AN ALIEN ABDUCTEE IN
February 13, 2011
summer of 2007 my
wife and I spent a memorable vacation in Vietnam
that included a week on Phu Quoc island in the South
China Sea. Now, we’ve traveled in Asia
quite a bit and have had the pleasure of meeting a variety of
people, locals and expats alike. Awaiting us on Phu Quoc, however, was
very special indeed.
scene was set at our
hotel, the Tropicana Resort, at the end of a perpetually flooded lane
negotiated by wading. Then there was the Gop Gio Restaurant down the
“grilled kangaroo,” “deep fried sea horse,” “drilled vegetable,” and
this faded into the
background, however, the morning when an elderly Australian of French
extraction wandered into the Tropicana’s restaurant from his place down
beach. He was married to a Vietnamese woman and lived on Phu Quoc, and
frequented the Tropicana in search of chess partners. In the course of
wide-ranging conversations I learned that he had taken up residence on
some years previously to escape the hounding of fans of a book he had
about some sort of prophecy. I assumed he was spinning a tale, and so
press him for more information. At our final meeting, however, he made
of writing down his name, “Michel Desmarquet,” on a scrap of paper,
the enigmatic word “Thiaoouba.” “Look it up on the internet,” he said.
don’t tell anyone I’m here!”
wife and I left Phu Quoc
wondering about Michel. He was likeable, not a blow-hard, and we wanted
believe him. But surely his claim of being a popular author in hiding
good to be true. Upon returning to Seoul
and Googling his name and “Thiaoouba,” however, we discovered that what
was not just true, but only the beginning of a truly fantastic tale.
June 26, 1987, Michel
was taken by aliens from his home in Australia
to their luminous world
of Thiaoouba, a category nine planet, the most superior category of
civilization in our galaxy. During his nine-day visit the Thiaooubans,
led by an

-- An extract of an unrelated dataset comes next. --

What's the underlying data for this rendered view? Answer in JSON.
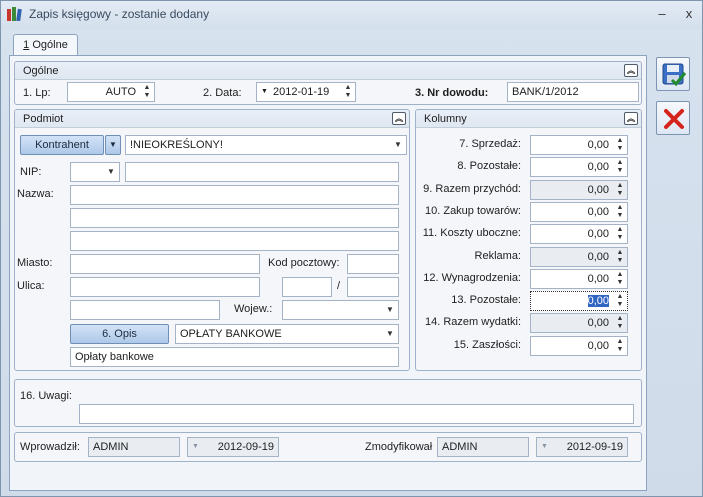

individual named Thao, instructed Michel on all manner of subjects: how
Earth was populated 1.35 million years ago by beings from the planet
Bakaratini; how the pyramids are actually devices for communicating
cosmos; how other planets have destroyed themselves by technology run
how the theory of evolution is wrong; and many other things.
of the Thiaooubans, Michel began writing a book about his experiences
being returned to the Earth. It was published six years later as Abduction to
the Ninth Planet, later reissued under the title Thiaoouba Prophecy.
It is a
premier alien abduction account salted with a compelling amount of
detail. The length of a Thiaoouban year, we learn, is 333 days, divided
periods known as karses; Michel’s weight on Thiaoouba was 47 kg. as
70 kg. on Earth; Thiaooubans wear clothes that match the color of their
they subsist on a drink called hydromel, a half glass every two days;
toilets that vaporize waste as it exits the body, a device that Michel
would zap his privates.
however, is more
than just an extra-terrestrial travelogue. It is a guide for the
as Michel describes it, lays ahead for us humans, from our current
category one civilization, the “category of sorrow,” to a paradisiacal
nine world such as enjoyed by the Thiaooubans. It is a journey toward
enlightenment that the Thiaooubans, through Michel, want to teach us
take. Indeed, they have been trying to teach us for thousands of years:
according to Michel, Jesus was a Thiaoouban—who incidentally lies
rest, as they say, is
history. Abduction to
the Ninth Planet became an international bestseller,
into Spanish, Greek, Japanese, German, Russian, and several other
Thiaoouba grew into something of a New Age religion. Fans began
more information—and Michel began to feel the pressures of fame.
the late 1990s, he turned his back on everything, rejecting the
that his book, which condemns materialism, had ironically brought him.
turned over everything to a proxy and retired to Phu Quoc, where he
am I spilling the beans
on Michel’s whereabouts after he told me not to reveal his location?
was the one thing Michel may not have been entirely truthful about. I
discovered on the internet a three-part interview he has done for
the cameras overlooking that same beach where I met him last summer.
seems, had been sending out feelers on that scrap of paper he gave me.
creator of the Thiaoouba Prophecy is ready to be found.
Copyright © 2008
KOREA WELCOMES THE WORLD...
February 13, 2011
copyright © Samuel Hawley 2013